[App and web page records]

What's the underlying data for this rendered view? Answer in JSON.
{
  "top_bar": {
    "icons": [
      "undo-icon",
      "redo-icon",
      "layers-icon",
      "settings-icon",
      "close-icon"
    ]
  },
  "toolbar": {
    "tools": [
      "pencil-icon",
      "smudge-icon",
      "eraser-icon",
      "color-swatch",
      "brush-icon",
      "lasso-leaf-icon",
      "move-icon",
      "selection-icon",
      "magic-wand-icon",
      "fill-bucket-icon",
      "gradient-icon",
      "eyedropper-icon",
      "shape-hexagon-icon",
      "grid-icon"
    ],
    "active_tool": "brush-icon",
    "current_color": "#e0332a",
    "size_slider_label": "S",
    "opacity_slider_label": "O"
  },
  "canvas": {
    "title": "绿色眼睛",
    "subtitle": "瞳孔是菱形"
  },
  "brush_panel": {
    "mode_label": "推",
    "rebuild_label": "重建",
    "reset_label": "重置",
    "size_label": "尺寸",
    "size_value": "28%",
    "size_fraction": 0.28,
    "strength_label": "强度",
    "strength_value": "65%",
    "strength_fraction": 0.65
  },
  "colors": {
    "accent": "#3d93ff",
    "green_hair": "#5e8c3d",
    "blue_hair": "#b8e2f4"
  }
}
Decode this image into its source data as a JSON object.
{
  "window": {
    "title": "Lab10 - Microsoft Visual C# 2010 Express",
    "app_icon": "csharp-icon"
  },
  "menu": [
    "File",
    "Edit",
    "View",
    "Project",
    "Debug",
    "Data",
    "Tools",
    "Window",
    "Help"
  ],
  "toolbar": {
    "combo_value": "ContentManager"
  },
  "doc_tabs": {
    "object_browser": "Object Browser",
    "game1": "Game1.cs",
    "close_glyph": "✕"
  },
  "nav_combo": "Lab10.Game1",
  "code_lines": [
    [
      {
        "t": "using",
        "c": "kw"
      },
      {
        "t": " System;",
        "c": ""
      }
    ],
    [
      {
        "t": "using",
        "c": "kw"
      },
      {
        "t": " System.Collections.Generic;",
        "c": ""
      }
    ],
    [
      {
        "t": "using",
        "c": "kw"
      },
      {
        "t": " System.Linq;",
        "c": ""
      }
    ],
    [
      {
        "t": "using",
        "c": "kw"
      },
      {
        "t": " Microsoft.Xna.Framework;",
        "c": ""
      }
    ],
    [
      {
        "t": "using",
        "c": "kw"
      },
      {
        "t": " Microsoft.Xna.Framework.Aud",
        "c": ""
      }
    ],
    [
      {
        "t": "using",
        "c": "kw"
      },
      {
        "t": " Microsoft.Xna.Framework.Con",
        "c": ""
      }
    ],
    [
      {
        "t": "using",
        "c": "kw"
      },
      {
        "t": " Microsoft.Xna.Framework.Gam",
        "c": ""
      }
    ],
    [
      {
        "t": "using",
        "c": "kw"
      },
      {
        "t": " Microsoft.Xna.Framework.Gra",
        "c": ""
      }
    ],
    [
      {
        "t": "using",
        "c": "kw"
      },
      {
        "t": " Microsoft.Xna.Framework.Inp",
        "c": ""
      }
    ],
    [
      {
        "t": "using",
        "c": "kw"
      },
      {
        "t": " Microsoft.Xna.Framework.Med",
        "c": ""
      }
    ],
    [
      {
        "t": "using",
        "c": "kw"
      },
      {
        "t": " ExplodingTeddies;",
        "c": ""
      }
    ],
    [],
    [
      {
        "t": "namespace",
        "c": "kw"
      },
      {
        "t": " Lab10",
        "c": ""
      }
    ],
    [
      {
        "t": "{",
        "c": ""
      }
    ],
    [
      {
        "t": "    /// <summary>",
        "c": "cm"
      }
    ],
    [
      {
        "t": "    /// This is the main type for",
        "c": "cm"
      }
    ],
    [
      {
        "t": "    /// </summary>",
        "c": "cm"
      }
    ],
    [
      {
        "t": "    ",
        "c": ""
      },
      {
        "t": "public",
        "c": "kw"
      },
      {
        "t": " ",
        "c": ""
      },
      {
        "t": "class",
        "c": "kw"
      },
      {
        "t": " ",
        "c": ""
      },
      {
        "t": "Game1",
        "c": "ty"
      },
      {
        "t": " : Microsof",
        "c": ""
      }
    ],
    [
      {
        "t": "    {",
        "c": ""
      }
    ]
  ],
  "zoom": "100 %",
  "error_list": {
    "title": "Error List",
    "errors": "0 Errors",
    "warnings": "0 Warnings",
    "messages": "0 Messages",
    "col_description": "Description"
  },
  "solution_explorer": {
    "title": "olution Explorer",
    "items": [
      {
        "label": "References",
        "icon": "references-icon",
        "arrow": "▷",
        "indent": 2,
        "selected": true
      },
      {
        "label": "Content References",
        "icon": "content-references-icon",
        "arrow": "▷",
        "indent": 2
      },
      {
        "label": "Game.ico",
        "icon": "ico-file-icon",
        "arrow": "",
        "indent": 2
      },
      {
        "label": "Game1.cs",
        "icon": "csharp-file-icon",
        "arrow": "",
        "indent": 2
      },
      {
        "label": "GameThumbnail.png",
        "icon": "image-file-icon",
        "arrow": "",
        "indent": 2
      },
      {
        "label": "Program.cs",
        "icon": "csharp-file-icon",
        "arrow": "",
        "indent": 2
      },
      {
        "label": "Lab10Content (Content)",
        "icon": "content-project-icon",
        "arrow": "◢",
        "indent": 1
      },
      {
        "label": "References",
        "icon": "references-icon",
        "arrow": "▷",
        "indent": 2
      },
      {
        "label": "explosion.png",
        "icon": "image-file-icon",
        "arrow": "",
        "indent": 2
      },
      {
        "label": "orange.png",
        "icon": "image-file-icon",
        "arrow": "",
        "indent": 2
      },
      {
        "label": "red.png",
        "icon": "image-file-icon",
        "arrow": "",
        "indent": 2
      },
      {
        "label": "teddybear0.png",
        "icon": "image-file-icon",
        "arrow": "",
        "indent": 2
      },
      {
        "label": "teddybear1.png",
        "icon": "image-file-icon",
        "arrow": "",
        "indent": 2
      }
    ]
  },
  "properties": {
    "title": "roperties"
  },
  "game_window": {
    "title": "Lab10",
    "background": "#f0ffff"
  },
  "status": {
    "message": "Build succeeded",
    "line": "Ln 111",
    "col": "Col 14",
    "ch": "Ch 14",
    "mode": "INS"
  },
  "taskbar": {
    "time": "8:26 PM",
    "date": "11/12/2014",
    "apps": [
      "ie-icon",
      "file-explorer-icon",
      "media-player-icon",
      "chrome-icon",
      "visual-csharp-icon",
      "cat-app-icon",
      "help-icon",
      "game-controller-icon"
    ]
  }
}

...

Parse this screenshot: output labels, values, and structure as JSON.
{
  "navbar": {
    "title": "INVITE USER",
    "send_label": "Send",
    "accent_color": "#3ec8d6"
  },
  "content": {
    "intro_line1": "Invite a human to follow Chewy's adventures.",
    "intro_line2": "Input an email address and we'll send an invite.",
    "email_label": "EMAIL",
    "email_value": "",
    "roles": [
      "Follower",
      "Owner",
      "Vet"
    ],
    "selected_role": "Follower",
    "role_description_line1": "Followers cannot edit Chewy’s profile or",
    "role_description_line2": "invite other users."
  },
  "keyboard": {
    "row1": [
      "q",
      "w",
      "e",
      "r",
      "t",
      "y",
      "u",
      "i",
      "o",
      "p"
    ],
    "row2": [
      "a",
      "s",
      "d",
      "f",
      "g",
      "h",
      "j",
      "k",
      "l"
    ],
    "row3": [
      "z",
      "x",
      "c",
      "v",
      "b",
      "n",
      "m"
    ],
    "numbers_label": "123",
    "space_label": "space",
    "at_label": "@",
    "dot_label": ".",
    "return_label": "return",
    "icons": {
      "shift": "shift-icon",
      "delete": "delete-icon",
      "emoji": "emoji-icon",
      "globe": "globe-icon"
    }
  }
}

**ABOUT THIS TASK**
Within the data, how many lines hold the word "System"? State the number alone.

**TASK OUTPUT**
3